Using music to tie back to the “agony and ecstasy of heartache,” Toronto born and bred artist, Julian Thomas has been releasing track after track to navigate his “roller coaster life“. Kickstarting 2018 with Need U Hear Close 2 Me, Thomas is in for a breakthrough year with his latest works coming together for what is sure to be, a very memorable release.
Produced by FrancisGotHeat, Thomas’ new track Too Perceptive, combines introspective lyrics and a sound that leaves you emotionally connected. In a recent interview, Thomas spoke on his music, his inspirations and goals for the future.
For someone who hasn’t listened to your music how would you describe your sound?
Growing up I used to listen to a lot of different music, a lot of different genres, but I always used to pick off the slower, sadder sounding songs. My playlist was always the one with the saddest music. That heavily influenced the music that I created later on.
When did you first get started in writing?
Writing started for me as a way to vent and a way for me to get all my ideas out. Everyone, when they are younger, see their parents fight. My parents did too, until one day they just stopped fighting and started writing notes to each other. I saw that and thought, maybe that can be my form of communication. Not to someone else, but to myself.
So, I started writing it all down and it naturally started to rhyme and that was the beginning for me. I was writing to vent to a couple sheets of paper, and I started reading it out loud and was like “wow, that’s a rap.” From then on I was in my room working on music, downloading instrumentals and writing, and to this day nothing has really changed.
What has been your favorite part of creating your tracks?
It’s being able to come to terms with what I’m writing about, and being able to re-live those moments. It’s really a form of therapy for me to listen back. People think it’s weird to listen to your own music, I personally don’t. I’ve already sat through this movie for my entire life, so I enjoy listening to my music now more so than ever.
What artists were the most influential and inspirational for you?
I’d have to give you a group of different artists. Pink Floyd and Mos Def, they are on opposite ends of the spectrum and that’s what is in line with my music. They are different sounds that are still relevant to each other, and I feel like I am the connective piece.
Did you have a lot of support from your friends and family?
I kept it kind of a secret until high school, when I started free styling. I was doing work in class and people asked “have you been writing,” and I told them “yeah I’ve been writing, free styling, working on music, I just haven’t really told anyone.”
That’s where the whole ‘you’ll never make it’ idea comes from; someone will tell you you’ll never make it, and it’s on you to be like “well yeah, I will” or “no I wont, you’re right.”
Who out of everyone has been the most supportive?
After they saw that I really took it seriously, and that I can actually rap and sing, then everyone was like “oh it makes sense, he was actually working hard.”
My family, they recognize the talent for sure and that has been a driving force for me. I have two older brothers that had me on different styles of hip hop since I was young, so that was a part of my growth.

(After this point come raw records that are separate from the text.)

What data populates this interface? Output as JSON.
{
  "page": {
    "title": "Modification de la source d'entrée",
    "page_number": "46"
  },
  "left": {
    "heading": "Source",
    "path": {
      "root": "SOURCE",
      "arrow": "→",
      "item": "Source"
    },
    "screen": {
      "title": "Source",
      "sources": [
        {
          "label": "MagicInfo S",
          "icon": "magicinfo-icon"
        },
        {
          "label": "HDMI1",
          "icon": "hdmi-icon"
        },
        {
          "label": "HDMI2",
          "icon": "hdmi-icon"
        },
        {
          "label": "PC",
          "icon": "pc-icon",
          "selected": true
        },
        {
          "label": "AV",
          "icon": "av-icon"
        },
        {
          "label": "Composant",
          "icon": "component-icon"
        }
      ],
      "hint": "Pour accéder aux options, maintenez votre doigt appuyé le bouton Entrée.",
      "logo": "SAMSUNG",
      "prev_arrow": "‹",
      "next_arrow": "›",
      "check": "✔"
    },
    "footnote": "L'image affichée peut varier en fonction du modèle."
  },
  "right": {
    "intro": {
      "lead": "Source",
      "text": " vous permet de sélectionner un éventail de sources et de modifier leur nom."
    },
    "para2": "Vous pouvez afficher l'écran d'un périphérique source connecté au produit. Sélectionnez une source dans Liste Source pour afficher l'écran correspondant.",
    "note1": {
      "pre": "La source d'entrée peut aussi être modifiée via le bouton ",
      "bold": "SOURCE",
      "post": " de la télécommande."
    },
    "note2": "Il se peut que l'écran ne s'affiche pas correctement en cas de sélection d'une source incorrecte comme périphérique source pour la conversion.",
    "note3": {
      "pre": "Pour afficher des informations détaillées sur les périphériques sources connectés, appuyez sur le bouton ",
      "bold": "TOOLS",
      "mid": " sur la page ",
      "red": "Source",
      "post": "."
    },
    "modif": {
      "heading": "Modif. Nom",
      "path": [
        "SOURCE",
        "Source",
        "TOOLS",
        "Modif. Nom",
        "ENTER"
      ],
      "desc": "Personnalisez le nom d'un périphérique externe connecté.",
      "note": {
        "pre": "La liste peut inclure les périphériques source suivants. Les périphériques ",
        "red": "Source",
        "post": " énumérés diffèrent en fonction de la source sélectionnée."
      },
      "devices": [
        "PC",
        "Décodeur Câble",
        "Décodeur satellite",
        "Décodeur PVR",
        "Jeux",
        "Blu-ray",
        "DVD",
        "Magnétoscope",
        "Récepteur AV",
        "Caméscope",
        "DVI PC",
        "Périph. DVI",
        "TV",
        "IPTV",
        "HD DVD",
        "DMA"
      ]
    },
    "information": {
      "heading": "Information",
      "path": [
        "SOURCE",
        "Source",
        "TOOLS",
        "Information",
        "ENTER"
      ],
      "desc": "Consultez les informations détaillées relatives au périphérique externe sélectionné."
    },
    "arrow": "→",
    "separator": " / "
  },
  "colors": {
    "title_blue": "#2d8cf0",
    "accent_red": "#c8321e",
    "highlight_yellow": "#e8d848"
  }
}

My friends, my family and my manager who I have been with for 6 years; we’ve always hunkered down, made sure the work gets done, and made sure the right people get the recognition.
How does it feel to have people listen to your music?
Honestly, I am still so taken aback when someone tells me they have seen the video, or when they tell me that they have heard the song. I’ve had a couple people who have come up to me and said “oh, I’ve seen your video,” and I had no idea who these people are. It’s kind of cool and I just hope that the connectivity is there for the right reasons. I hope people get the right things from the music and not the negative because there is a silver lining within it.
Is it difficult to share your story with people that you don’t know, especially when it may not be perceived as you intended?
No, I don’t care what anyone thinks about me, I only care what I think about me.
Where do you see your music taking you? What’s next for your current and future fans?
I’m going to change the world.
I think a year ago I would have been scared to say something like that, but I think I’m in a position right now that I can really push towards some type of connectivity, and hopefully, make this world a little bit smoother for humanity.
I know I’ll be touring within a year. I’ll be searching for higher connectivity within a year because I’ve been spending my entire life doing that. I just hope to have more love, more family, and more friends. Hopefully with all that, the paychecks come too.
You use the word connectivity, can you talk about that a little more?
In this day and age, we are a lot more connected than we want to even believe ourselves. It’s a grey area, because we are also more disconnected than we have ever been. We’re connected, but we are further away than we have ever been from actually understanding each other. That’s a scary thing for me. So, I always search for connectivity. I feel like once you’re on that level then you can gain understanding.
What’s one thing that you believe, that other people disagree with you on?
I think a lot of people won’t agree with me on this, and not to sound misogynistic, but from a man’s standpoint, I think we need to take care of our women a little bit more. At the end of the day I feel like we have the ability to be a demon or an angel, but I’m at a point in my life where I’m not going to sit, or stand by, while people demonize women. 99% of the time, it’s our own doing.
What is one self-imposed rule that you live by?
Watch how my energy affects the energies around me.